§ TASK TO COMPLETE: Each record below should be written out again exactly.
START DATASET
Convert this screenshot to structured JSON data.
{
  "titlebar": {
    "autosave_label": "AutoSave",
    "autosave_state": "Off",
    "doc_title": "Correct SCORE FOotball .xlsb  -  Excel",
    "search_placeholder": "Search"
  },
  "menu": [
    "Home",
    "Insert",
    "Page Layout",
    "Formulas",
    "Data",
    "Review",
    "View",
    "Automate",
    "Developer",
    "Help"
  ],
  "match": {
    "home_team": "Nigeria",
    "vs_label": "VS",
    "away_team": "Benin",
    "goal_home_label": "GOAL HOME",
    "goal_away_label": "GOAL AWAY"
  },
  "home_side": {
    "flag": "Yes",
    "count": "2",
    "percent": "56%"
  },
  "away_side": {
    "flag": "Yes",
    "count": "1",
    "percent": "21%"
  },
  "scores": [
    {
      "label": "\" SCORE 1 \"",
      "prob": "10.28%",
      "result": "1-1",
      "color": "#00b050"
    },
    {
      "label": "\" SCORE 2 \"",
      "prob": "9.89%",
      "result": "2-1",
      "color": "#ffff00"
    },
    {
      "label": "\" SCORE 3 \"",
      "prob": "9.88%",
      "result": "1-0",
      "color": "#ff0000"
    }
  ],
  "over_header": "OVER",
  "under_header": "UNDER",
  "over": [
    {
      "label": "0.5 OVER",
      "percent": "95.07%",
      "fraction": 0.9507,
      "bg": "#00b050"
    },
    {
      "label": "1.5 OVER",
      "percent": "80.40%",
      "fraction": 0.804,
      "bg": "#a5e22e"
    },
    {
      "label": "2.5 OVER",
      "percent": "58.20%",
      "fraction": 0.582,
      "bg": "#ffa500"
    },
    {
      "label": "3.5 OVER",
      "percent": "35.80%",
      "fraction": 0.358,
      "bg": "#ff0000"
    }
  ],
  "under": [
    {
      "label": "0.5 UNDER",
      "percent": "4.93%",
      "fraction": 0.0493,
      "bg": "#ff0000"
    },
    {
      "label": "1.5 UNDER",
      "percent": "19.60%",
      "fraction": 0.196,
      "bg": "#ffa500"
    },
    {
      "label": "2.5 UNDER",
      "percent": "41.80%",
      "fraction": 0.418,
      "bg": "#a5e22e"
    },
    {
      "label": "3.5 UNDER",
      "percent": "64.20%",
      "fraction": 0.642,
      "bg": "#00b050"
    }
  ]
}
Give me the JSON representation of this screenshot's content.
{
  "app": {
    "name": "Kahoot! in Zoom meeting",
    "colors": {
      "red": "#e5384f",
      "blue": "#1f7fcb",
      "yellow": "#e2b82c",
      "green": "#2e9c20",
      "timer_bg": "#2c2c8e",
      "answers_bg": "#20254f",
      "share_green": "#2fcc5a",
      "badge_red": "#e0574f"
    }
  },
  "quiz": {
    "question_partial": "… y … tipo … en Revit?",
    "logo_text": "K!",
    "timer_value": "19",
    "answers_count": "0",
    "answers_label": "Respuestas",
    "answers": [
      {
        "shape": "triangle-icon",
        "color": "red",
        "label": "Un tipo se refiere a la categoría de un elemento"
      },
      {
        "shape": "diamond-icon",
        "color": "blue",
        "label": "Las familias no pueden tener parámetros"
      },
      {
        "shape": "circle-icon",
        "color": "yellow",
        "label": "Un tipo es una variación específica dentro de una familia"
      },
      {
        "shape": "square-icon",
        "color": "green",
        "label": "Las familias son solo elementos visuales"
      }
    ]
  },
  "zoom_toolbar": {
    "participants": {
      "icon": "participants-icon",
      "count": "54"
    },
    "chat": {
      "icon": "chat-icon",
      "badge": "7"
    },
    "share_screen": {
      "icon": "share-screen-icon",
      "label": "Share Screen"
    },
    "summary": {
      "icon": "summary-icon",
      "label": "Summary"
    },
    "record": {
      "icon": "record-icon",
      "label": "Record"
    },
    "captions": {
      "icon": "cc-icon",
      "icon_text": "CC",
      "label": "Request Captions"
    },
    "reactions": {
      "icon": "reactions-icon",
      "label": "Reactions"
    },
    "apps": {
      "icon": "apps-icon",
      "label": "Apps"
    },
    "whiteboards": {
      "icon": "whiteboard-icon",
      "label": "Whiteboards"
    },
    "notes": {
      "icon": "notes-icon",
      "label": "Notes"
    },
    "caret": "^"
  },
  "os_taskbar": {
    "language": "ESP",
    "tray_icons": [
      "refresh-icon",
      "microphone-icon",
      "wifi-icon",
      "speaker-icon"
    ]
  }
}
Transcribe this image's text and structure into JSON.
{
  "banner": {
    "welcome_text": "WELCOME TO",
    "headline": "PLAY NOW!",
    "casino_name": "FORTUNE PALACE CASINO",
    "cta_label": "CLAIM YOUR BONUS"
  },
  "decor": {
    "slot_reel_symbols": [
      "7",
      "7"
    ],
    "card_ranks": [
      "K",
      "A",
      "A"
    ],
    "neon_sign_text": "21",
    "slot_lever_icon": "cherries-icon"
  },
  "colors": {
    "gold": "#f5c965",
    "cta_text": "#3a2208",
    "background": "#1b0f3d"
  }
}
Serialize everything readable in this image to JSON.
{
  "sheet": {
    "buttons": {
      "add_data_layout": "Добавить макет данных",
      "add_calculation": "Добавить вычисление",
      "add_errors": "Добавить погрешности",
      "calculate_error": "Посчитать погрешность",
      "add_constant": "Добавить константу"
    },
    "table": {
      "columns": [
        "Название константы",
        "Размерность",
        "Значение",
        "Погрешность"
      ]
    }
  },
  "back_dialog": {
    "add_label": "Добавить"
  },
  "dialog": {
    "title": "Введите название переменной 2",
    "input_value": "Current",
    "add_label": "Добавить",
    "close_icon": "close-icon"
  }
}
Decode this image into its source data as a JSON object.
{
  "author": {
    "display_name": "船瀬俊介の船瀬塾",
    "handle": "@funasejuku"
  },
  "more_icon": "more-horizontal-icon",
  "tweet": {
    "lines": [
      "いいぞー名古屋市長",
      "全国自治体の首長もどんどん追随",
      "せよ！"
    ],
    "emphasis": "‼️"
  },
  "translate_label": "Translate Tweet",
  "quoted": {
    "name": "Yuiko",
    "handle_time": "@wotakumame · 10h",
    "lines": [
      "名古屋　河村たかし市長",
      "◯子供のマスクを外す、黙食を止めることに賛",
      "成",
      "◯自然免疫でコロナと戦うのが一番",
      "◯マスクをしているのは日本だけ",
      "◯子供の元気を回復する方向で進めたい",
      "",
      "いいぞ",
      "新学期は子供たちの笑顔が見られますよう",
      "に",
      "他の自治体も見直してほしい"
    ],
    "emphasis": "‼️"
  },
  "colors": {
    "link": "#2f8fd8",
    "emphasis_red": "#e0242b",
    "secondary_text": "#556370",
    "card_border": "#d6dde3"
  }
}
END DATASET
§ WRITTEN ANSWER:
Convert this screenshot to structured JSON data.
{
  "titlebar": {
    "autosave_label": "AutoSave",
    "autosave_state": "Off",
    "doc_title": "Correct SCORE FOotball .xlsb  -  Excel",
    "search_placeholder": "Search"
  },
  "menu": [
    "Home",
    "Insert",
    "Page Layout",
    "Formulas",
    "Data",
    "Review",
    "View",
    "Automate",
    "Developer",
    "Help"
  ],
  "match": {
    "home_team": "Nigeria",
    "vs_label": "VS",
    "away_team": "Benin",
    "goal_home_label": "GOAL HOME",
    "goal_away_label": "GOAL AWAY"
  },
  "home_side": {
    "flag": "Yes",
    "count": "2",
    "percent": "56%"
  },
  "away_side": {
    "flag": "Yes",
    "count": "1",
    "percent": "21%"
  },
  "scores": [
    {
      "label": "\" SCORE 1 \"",
      "prob": "10.28%",
      "result": "1-1",
      "color": "#00b050"
    },
    {
      "label": "\" SCORE 2 \"",
      "prob": "9.89%",
      "result": "2-1",
      "color": "#ffff00"
    },
    {
      "label": "\" SCORE 3 \"",
      "prob": "9.88%",
      "result": "1-0",
      "color": "#ff0000"
    }
  ],
  "over_header": "OVER",
  "under_header": "UNDER",
  "over": [
    {
      "label": "0.5 OVER",
      "percent": "95.07%",
      "fraction": 0.9507,
      "bg": "#00b050"
    },
    {
      "label": "1.5 OVER",
      "percent": "80.40%",
      "fraction": 0.804,
      "bg": "#a5e22e"
    },
    {
      "label": "2.5 OVER",
      "percent": "58.20%",
      "fraction": 0.582,
      "bg": "#ffa500"
    },
    {
      "label": "3.5 OVER",
      "percent": "35.80%",
      "fraction": 0.358,
      "bg": "#ff0000"
    }
  ],
  "under": [
    {
      "label": "0.5 UNDER",
      "percent": "4.93%",
      "fraction": 0.0493,
      "bg": "#ff0000"
    },
    {
      "label": "1.5 UNDER",
      "percent": "19.60%",
      "fraction": 0.196,
      "bg": "#ffa500"
    },
    {
      "label": "2.5 UNDER",
      "percent": "41.80%",
      "fraction": 0.418,
      "bg": "#a5e22e"
    },
    {
      "label": "3.5 UNDER",
      "percent": "64.20%",
      "fraction": 0.642,
      "bg": "#00b050"
    }
  ]
}
Give me the JSON representation of this screenshot's content.
{
  "app": {
    "name": "Kahoot! in Zoom meeting",
    "colors": {
      "red": "#e5384f",
      "blue": "#1f7fcb",
      "yellow": "#e2b82c",
      "green": "#2e9c20",
      "timer_bg": "#2c2c8e",
      "answers_bg": "#20254f",
      "share_green": "#2fcc5a",
      "badge_red": "#e0574f"
    }
  },
  "quiz": {
    "question_partial": "… y … tipo … en Revit?",
    "logo_text": "K!",
    "timer_value": "19",
    "answers_count": "0",
    "answers_label": "Respuestas",
    "answers": [
      {
        "shape": "triangle-icon",
        "color": "red",
        "label": "Un tipo se refiere a la categoría de un elemento"
      },
      {
        "shape": "diamond-icon",
        "color": "blue",
        "label": "Las familias no pueden tener parámetros"
      },
      {
        "shape": "circle-icon",
        "color": "yellow",
        "label": "Un tipo es una variación específica dentro de una familia"
      },
      {
        "shape": "square-icon",
        "color": "green",
        "label": "Las familias son solo elementos visuales"
      }
    ]
  },
  "zoom_toolbar": {
    "participants": {
      "icon": "participants-icon",
      "count": "54"
    },
    "chat": {
      "icon": "chat-icon",
      "badge": "7"
    },
    "share_screen": {
      "icon": "share-screen-icon",
      "label": "Share Screen"
    },
    "summary": {
      "icon": "summary-icon",
      "label": "Summary"
    },
    "record": {
      "icon": "record-icon",
      "label": "Record"
    },
    "captions": {
      "icon": "cc-icon",
      "icon_text": "CC",
      "label": "Request Captions"
    },
    "reactions": {
      "icon": "reactions-icon",
      "label": "Reactions"
    },
    "apps": {
      "icon": "apps-icon",
      "label": "Apps"
    },
    "whiteboards": {
      "icon": "whiteboard-icon",
      "label": "Whiteboards"
    },
    "notes": {
      "icon": "notes-icon",
      "label": "Notes"
    },
    "caret": "^"
  },
  "os_taskbar": {
    "language": "ESP",
    "tray_icons": [
      "refresh-icon",
      "microphone-icon",
      "wifi-icon",
      "speaker-icon"
    ]
  }
}
Transcribe this image's text and structure into JSON.
{
  "banner": {
    "welcome_text": "WELCOME TO",
    "headline": "PLAY NOW!",
    "casino_name": "FORTUNE PALACE CASINO",
    "cta_label": "CLAIM YOUR BONUS"
  },
  "decor": {
    "slot_reel_symbols": [
      "7",
      "7"
    ],
    "card_ranks": [
      "K",
      "A",
      "A"
    ],
    "neon_sign_text": "21",
    "slot_lever_icon": "cherries-icon"
  },
  "colors": {
    "gold": "#f5c965",
    "cta_text": "#3a2208",
    "background": "#1b0f3d"
  }
}
Serialize everything readable in this image to JSON.
{
  "sheet": {
    "buttons": {
      "add_data_layout": "Добавить макет данных",
      "add_calculation": "Добавить вычисление",
      "add_errors": "Добавить погрешности",
      "calculate_error": "Посчитать погрешность",
      "add_constant": "Добавить константу"
    },
    "table": {
      "columns": [
        "Название константы",
        "Размерность",
        "Значение",
        "Погрешность"
      ]
    }
  },
  "back_dialog": {
    "add_label": "Добавить"
  },
  "dialog": {
    "title": "Введите название переменной 2",
    "input_value": "Current",
    "add_label": "Добавить",
    "close_icon": "close-icon"
  }
}
Decode this image into its source data as a JSON object.
{
  "author": {
    "display_name": "船瀬俊介の船瀬塾",
    "handle": "@funasejuku"
  },
  "more_icon": "more-horizontal-icon",
  "tweet": {
    "lines": [
      "いいぞー名古屋市長",
      "全国自治体の首長もどんどん追随",
      "せよ！"
    ],
    "emphasis": "‼️"
  },
  "translate_label": "Translate Tweet",
  "quoted": {
    "name": "Yuiko",
    "handle_time": "@wotakumame · 10h",
    "lines": [
      "名古屋　河村たかし市長",
      "◯子供のマスクを外す、黙食を止めることに賛",
      "成",
      "◯自然免疫でコロナと戦うのが一番",
      "◯マスクをしているのは日本だけ",
      "◯子供の元気を回復する方向で進めたい",
      "",
      "いいぞ",
      "新学期は子供たちの笑顔が見られますよう",
      "に",
      "他の自治体も見直してほしい"
    ],
    "emphasis": "‼️"
  },
  "colors": {
    "link": "#2f8fd8",
    "emphasis_red": "#e0242b",
    "secondary_text": "#556370",
    "card_border": "#d6dde3"
  }
}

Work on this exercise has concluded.